Art students sculpt their futures with portfolios


A cross made out of medical supplies… a unique concept that takes creativity to come up with, and technical skill to portray such a scene on a poster. For senior Jonathan Dinetz, the passion that he found in creating posters such as the medical supply cross motivated him to apply to an art school, Dinetz said.

“When I started doing posters for the school, I really enjoyed it,” Dinetz said. “So I said ‘Why don’t I attempt to do this and see how it’s going, go to art school and try to pursue this.’”

Others applying to art school had an idea of their intentions long before the application process began. Senior Elka Sorensen said that by the beginning of high school she knew that her interest in the arts could translate to college and even a future career.

“I liked acting, I liked singing, I liked drawing, I liked a lot of different art things but I realized that visual art was what I felt the most comfortable with,” Sorensen said.
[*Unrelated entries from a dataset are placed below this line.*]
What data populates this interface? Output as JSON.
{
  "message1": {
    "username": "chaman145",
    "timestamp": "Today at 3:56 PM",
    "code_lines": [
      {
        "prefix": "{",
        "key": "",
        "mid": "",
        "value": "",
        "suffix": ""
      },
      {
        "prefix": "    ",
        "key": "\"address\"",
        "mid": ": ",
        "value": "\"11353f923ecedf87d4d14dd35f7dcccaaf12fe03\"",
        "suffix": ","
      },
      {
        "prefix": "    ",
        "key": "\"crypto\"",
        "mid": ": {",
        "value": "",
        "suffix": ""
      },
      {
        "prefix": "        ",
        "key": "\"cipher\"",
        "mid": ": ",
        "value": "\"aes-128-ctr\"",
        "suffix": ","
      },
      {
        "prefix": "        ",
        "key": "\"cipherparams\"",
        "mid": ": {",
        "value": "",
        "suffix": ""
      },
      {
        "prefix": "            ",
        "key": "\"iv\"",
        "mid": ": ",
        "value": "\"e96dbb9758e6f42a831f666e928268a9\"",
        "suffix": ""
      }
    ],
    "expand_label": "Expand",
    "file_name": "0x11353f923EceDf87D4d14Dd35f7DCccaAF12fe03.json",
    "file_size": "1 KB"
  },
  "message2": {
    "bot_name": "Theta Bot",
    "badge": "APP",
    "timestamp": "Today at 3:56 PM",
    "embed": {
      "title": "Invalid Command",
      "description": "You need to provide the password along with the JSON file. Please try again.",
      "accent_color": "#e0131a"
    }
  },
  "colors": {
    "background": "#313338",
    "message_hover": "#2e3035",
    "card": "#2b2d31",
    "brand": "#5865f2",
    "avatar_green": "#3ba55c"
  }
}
Even freshmen in Art I are building their portfolios whether they know their future plans or not. By the time a student enters Art III they usually have already created the pieces that will make up their portfolio, allowing them to focus on other aspects of an art school application, art teacher Gillian Bailey said.

“When [art students] get to their senior year they are working on gathering information, writing essays, sometimes doing extra artwork assignments for applications,” Bailey said.

An art school application adds another dimension to the college process as art schools require a portfolio as well as a different kind of thinking, Sorensen said.

“If you are applying to art schools, they want to see what your brain comes up with and less of your technical skill because they want to see your potential in being a real artist,” Sorensen said.

Senior Will Dalton is finding a balance between conceptual and technical skill as he is applying to a program shared between a research university and an arts school. The program would allow him to explore his academic and artistic interests, as he would have the opportunity to earn a bachelor of arts and a bachelor of fine arts.

“I really like art and I really like learning about more academic subjects as well,” Dalton said. “I don’t know exactly what I want to do but I feel like there are a lot of opportunities there to find something that I really like.”

A portfolio of 10 to 15 art pieces makes or breaks an art school applicant’s chances of acceptance just as the GPA and essay determine acceptance to a liberal arts or research university.

Sorensen said a big plaster sculpture accompanied by a ten page research paper is her favorite piece in her portfolio.

“[The sculpture] feels like a really completed thing in my life, and I have a lot to say about it. I have my long paper that I could always dish out to people,” Sorensen said. “It’s definitely the biggest piece I have ever made so it’s definitely up top and going in all my portfolios.”

Dalton has been working on the pieces that are going into his portfolio for the entirety of his high school career and advises others interested in art school to do the same.

“Make sure the pieces that you are working on are something that you actually like and would be willing to submit, because you don’t want to be cramming when you’re older to get a bunch of pieces to put in your portfolio,” Dalton said.

While she was not working on her portfolio as a young child, senior Meryl Shi had an interest in fashion design while in elementary school.
“I always thought about fashion design, so in elementary school I already had an idea I just never really did much,” Shi said. “But I did go take art classes and I did all that stuff, so it was pretty straightforward for me to decide.”

Not all students are as forward thinking as Shi. Bailey said that most students are only confident of their intentions to apply to art school in the later stages of high school.

“I think [students] have a pretty good idea in their junior year because they are usually in Art III at that point or they are really starting to get excited about art or design in a specific area,” Bailey said.

Shi explored her passion for fashion over the summer at the Academy of Art, hoping to discover if it was in her future, Shi said.
“I really like my fashion design that I did over the summer at Academy of Art just because it helped prove that I am capable of doing fashion design and confirm that it is something that I wanted to pursue,” Shi said.